Today, we go over proactive measures that can help you weed out negative tenant reviews before they’re showcased online for all the world to see.
Common Bad Experiences for Tenants
For example, you might receive a bad review based on a maintenance request that goes wrong. If you contract with a vendor to fix a leaky toilet and the maintenance guy does not show up on time, and then he doesn’t fix problem on the first visit, and has to go back to the property for multiple trips – you’re going to have a frustrated tenant. This leaves you at risk for a potential negative business review…a dreaded one star.
This situation can also apply to:
- An application fee was charged and you didn’t end up choosing the tenant
- The tenant didn’t earn back their full security deposit
- If you have administrative fees or increase rent after a lease renewal
- Tenants leaving a review for the wrong property management company
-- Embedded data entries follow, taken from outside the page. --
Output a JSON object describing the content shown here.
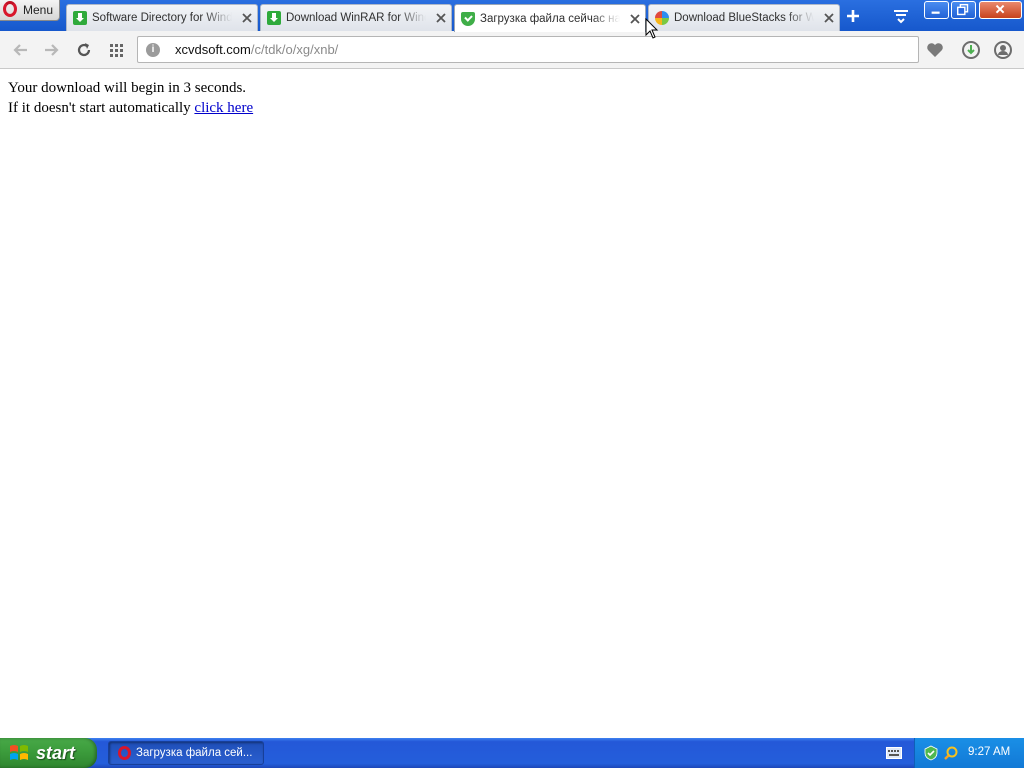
{
  "browser": {
    "menu_label": "Menu",
    "tabs": [
      {
        "title": "Software Directory for Windows",
        "favicon": "download-favicon",
        "active": false
      },
      {
        "title": "Download WinRAR for Windows",
        "favicon": "download-favicon",
        "active": false
      },
      {
        "title": "Загрузка файла сейчас начнется",
        "favicon": "shield-favicon",
        "active": true
      },
      {
        "title": "Download BlueStacks for Windows",
        "favicon": "bluestacks-favicon",
        "active": false
      }
    ],
    "address": {
      "host": "xcvdsoft.com",
      "path": "/c/tdk/o/xg/xnb/",
      "full": "xcvdsoft.com/c/tdk/o/xg/xnb/"
    }
  },
  "page": {
    "line1": "Your download will begin in 3 seconds.",
    "line2_prefix": "If it doesn't start automatically ",
    "link_text": "click here"
  },
  "taskbar": {
    "start_label": "start",
    "task_title": "Загрузка файла сей...",
    "clock": "9:27 AM"
  },
  "colors": {
    "tabstrip": "#1658cc",
    "link": "#0000cc",
    "start_green": "#3c9c3c",
    "taskbar_blue": "#245edb"
  }
}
- The tenant simply doesn’t know that the property manager serves the property owner
Your property management company is vulnerable at any moment to receive these reviews on websites such as Google+, Yelp, Angi, etc.
What Happens If I Receive a Negative Review?
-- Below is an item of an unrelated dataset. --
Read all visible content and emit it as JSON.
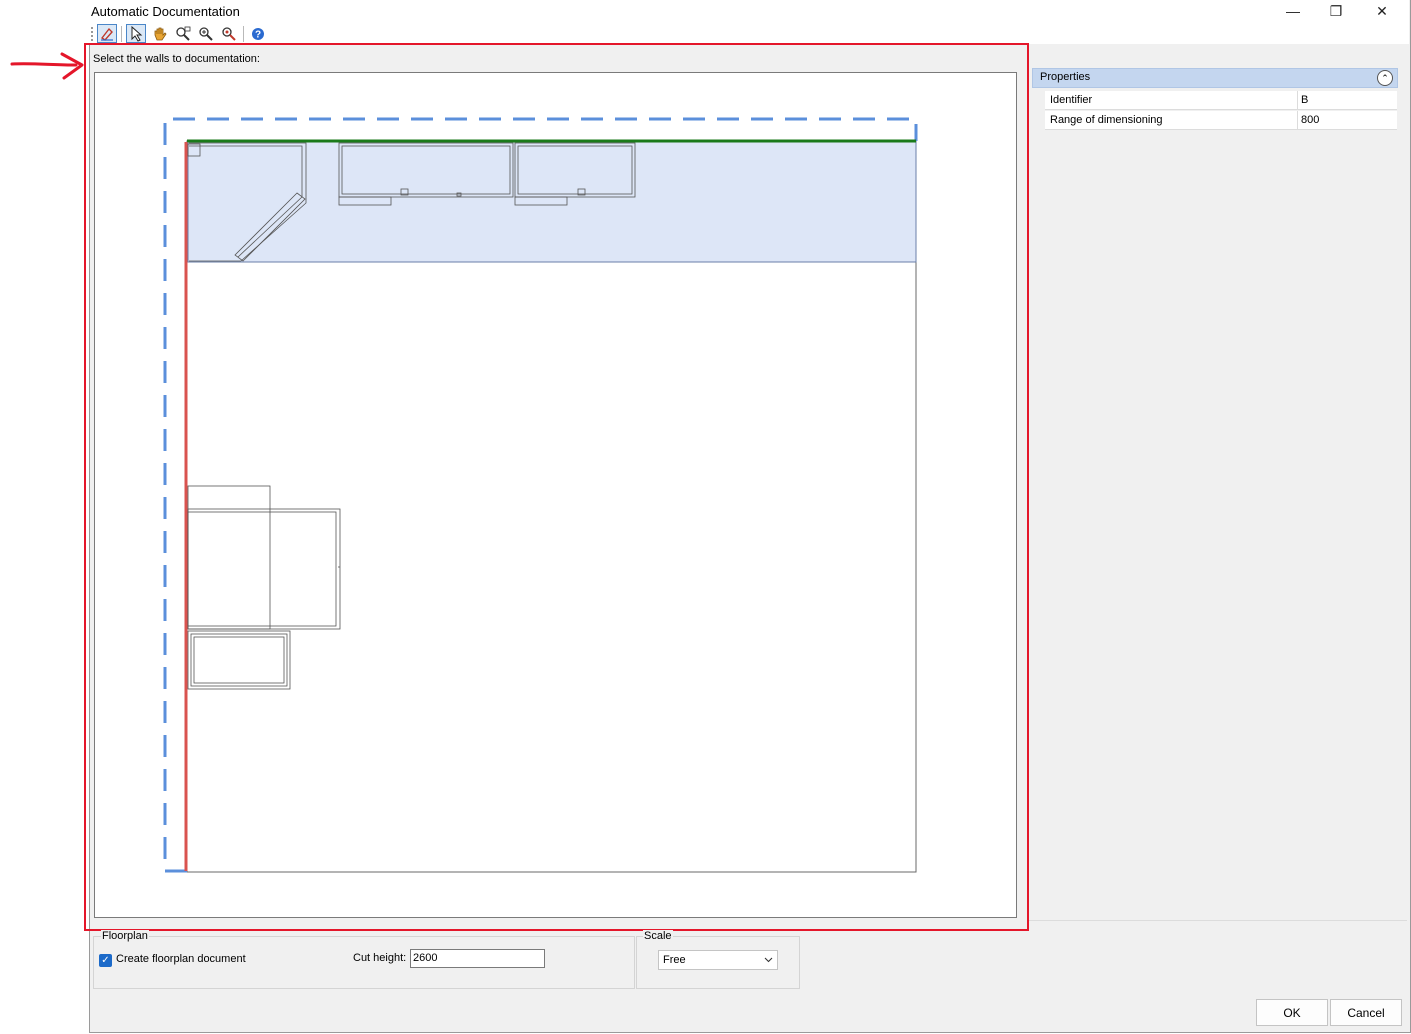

Once it’s there, all you can do is take reactive measures instead of proactive measures – You can try to reach out to Yelp and Google all you want, but the reviews are most likely going to stick (unless you’re lucky and the Yelp review gets filtered out!)
The only thing you can do on your end is to respond, apologize, and genuinely try to make it right. If you aren’t sure how to do just that, ask the reviewer what you can do for them.
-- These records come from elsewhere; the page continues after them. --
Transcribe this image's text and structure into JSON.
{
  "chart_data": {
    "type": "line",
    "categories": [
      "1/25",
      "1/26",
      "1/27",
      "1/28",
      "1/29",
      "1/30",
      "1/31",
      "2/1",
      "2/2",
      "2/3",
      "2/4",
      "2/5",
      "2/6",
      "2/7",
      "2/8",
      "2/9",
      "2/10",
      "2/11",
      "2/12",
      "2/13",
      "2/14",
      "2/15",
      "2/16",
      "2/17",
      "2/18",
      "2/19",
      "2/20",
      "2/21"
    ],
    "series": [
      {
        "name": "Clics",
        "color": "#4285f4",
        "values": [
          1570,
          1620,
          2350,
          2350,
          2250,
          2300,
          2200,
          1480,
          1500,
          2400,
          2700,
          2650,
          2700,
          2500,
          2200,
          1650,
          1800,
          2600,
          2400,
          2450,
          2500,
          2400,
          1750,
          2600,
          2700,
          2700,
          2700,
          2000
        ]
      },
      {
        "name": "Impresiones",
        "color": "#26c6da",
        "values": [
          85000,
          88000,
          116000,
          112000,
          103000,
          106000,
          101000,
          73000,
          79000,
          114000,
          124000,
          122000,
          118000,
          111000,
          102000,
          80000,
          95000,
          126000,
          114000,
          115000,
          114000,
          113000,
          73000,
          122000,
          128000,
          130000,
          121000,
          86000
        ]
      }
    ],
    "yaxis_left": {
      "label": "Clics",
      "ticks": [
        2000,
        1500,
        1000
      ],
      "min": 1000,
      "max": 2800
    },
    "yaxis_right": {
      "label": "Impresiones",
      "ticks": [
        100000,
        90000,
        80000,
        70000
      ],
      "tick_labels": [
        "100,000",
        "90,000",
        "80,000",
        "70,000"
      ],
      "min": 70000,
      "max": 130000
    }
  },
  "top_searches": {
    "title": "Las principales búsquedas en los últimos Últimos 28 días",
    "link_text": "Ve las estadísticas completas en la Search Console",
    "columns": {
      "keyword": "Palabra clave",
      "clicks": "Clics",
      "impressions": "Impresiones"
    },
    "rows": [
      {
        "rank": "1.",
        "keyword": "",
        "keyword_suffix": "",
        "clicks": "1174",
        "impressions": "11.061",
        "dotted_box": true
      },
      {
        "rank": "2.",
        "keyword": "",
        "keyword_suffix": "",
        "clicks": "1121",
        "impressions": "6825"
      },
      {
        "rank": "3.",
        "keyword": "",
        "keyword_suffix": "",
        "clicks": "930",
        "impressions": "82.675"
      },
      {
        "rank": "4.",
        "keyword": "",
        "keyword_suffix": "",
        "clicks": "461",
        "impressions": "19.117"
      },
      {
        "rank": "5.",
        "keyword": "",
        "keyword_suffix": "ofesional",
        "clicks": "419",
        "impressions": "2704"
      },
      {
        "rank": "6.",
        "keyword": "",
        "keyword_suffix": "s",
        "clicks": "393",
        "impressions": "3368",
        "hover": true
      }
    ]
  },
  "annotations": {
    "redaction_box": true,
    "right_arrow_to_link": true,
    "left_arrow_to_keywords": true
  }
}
The next course of action is to bury the review with positive ones. In the end, doing damage control ends up taking up more of your time and effort.
So What Do You Do to Prevent Negative Tenant Reviews?
Take proactive measures before an incident like this happens to you. A common theme we notice in negative reviews is that it stems from poor communication.
Let’s go back to the maintenance scenario. Your goal should be to obtain feedback from your tenants before it gets displayed online. Have someone in the company send an email after every maintenance request on how their experience was with your vendor. Something short and simple will be the most effective; there is no need to be overly complicated with the email.
If you get a positive response, this is a great opportunity to send them the link to your Google+ page or your Yelp page and ask for a review. If they provide you with negative feedback, then you can at least be glad that it’s in a private email between you and your tenant. There’s no damage to your online reputation.
This is a great method to use to screen out negative reviews and get positive reviews at the same time.
If you have an office that tenants visit, make it a point to ask how things are going. If they have constructive things to say, follow up with an email requesting a review. If you hear something negative, dig a little deeper and try to resolve the conflict. Then, follow up. Reach out to ensure they are happy with whatever you did to meet their needs.
Ask them to post their thoughts online. If they respond positively, you’ve just essentially turned around that negative review into a positive one.
Capitalize on Owner Reviews
Reaching out to your owners four or five times a year is a great business practice. Find out if they are pleased with your business, happy with the new tenant you placed, or grateful for lease renewals. Any time there is an area of opportunity where you have gone above and beyond their expectations, you should capitalize on that experience and ask for an online review.
The most successful property management companies take it upon themselves to ask for reviews and don’t just leave it up to luck.
If you are looking for a proven system to have this done for you, our clients have been raving about our Reputation Management software that is proven to filter those negative reviews from reaching Google and Yelp. If you have any questions about this blog or any other reputation-related questions, please contact us at Fourandhalf, and we’d be happy to help you.
These are all great tips! I think it is especially important for property owners to always keep the lines of communication open. By encouraging tenants to write reviews, both positive and negative, you can demonstrate how serious you take your tenants’ feedback. Tenants will then feel more comfortable leaving reviews and a better overall picture of what it is like to live in your rentals.